Research shows that the Arctic is warming twice as fast as the rest of the world
We are approximately 1.1 degrees Celsius warmer now than we were at the start of the industrial revolution. The pace of warming has been uneven, with some regions experiencing a much greater degree of warming than others.
There are many such regions, including the Arctic. According to a new study, the Arctic has warmed nearly four times faster than the rest of the world over the past 43 years. Consequently, the Arctic is 3 degrees Celsius warmer on average than in 1980.
As a result, this is alarming, since the Arctic contains delicate and sensitive climate components that can have global repercussions if over-pushed. Is there a reason why the Arctic is warming so fast? There is a large part of the explanation that has to do with sea ice. Winters see this layer of seawater freeze and partly melt, but summers see it partially melt.
In the summer, the sea ice is covered in bright snow that reflects around 85 percent of the sun's incoming radiation back to space. On the other hand, the open ocean has the opposite effect. Due to its dark color, the ocean absorbs 90 percent of solar energy.
With sea ice covering the Arctic Ocean, solar radiation is less likely to be absorbed. A positive feedback loop results from sea ice melt amplifying ocean warming as absorption rates increase, resulting in even faster ocean warming as sea ice melt accelerates. Arctic amplification is largely due to this feedback loop, which explains why the Arctic is warming so much more than the rest of the planet.
What is the extent of Arctic amplification? In order to quantify the magnitude of Arctic amplification, numerical climate models have been used. According to them, the Arctic is warming 2.5 times faster than the global average, indicating an amplification ratio of 2.5. Based on observations over the last 43 years, the Arctic is warming four times faster than the global average.

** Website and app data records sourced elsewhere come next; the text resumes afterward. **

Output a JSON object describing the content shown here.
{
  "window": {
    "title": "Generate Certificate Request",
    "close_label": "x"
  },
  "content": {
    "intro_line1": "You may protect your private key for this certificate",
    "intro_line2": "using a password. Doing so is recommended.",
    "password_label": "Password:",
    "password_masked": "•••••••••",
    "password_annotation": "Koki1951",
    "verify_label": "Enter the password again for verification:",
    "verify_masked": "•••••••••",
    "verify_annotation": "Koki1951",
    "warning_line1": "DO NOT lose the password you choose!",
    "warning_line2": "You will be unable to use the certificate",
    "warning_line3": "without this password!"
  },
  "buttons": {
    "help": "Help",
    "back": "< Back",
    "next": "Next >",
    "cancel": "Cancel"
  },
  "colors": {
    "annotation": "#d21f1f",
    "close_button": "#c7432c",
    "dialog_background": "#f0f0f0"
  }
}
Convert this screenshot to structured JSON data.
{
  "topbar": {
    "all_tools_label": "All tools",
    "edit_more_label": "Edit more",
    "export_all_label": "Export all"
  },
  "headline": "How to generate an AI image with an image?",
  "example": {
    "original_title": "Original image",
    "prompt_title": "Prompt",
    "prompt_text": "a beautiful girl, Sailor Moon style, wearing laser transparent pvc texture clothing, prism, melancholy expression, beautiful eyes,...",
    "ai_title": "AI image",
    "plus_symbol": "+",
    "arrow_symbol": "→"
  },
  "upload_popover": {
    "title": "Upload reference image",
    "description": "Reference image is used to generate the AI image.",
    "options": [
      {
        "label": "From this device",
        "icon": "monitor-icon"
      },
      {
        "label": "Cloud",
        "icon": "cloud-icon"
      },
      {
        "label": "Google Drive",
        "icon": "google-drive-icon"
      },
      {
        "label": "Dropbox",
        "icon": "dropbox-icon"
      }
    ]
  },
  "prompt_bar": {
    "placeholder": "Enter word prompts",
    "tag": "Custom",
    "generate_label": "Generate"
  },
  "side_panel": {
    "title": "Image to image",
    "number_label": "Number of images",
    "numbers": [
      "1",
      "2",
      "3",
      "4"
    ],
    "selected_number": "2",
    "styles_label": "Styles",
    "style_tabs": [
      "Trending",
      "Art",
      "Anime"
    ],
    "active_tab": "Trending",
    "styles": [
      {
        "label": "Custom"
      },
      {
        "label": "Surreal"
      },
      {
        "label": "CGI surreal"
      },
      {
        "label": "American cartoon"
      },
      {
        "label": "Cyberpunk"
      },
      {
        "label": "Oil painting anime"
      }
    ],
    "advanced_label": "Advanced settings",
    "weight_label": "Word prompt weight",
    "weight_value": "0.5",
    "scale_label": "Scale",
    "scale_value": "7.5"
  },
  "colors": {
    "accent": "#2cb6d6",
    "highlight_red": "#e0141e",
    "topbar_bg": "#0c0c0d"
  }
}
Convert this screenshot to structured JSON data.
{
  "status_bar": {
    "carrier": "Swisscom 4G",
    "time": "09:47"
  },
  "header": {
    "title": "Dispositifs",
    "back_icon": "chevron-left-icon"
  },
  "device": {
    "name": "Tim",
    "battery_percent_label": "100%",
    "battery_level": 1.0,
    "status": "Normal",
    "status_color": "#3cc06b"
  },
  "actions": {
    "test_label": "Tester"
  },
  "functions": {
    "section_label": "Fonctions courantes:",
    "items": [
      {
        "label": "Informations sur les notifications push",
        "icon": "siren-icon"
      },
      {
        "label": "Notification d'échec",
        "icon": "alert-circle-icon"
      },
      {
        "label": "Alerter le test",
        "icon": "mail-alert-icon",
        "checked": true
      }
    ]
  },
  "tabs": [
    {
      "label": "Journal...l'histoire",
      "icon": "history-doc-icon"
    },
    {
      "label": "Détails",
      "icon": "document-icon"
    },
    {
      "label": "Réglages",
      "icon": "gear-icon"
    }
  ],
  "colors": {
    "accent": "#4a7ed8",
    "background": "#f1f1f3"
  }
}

It is rare for climate models to obtain values that high. Models may not fully capture the feedback loops responsible for Arctic amplification, thus underestimating the potential consequences of future Arctic warming. Is there a need for concern? Sea ice is not the only aspect of the Arctic climate that is sensitive to warming.
In the event that they are pushed too far, they will have global consequences as well. The (now not so) permanently frozen layer of the Earth's surface is permafrost. Active layers, the topmost layer of soil that thaws in the summer, deepen as temperatures rise across the Arctic. As a consequence, the active layer becomes more active, releasing carbon into the atmosphere.
There is enough carbon in Arctic permafrost to raise global temperatures by more than 3 degrees Celsius. There is the potential for runaway positive feedback if permafrost thawing accelerates, often referred to as the permafrost carbon time bomb.
Permafrost thaw will be further accelerated by the release of previously stored carbon dioxide and methane. Ice sheets on Greenland are also susceptible to temperature rise in the Arctic. The largest ice mass in the northern hemisphere would raise global sea levels by 7.4 meters if it melted completely.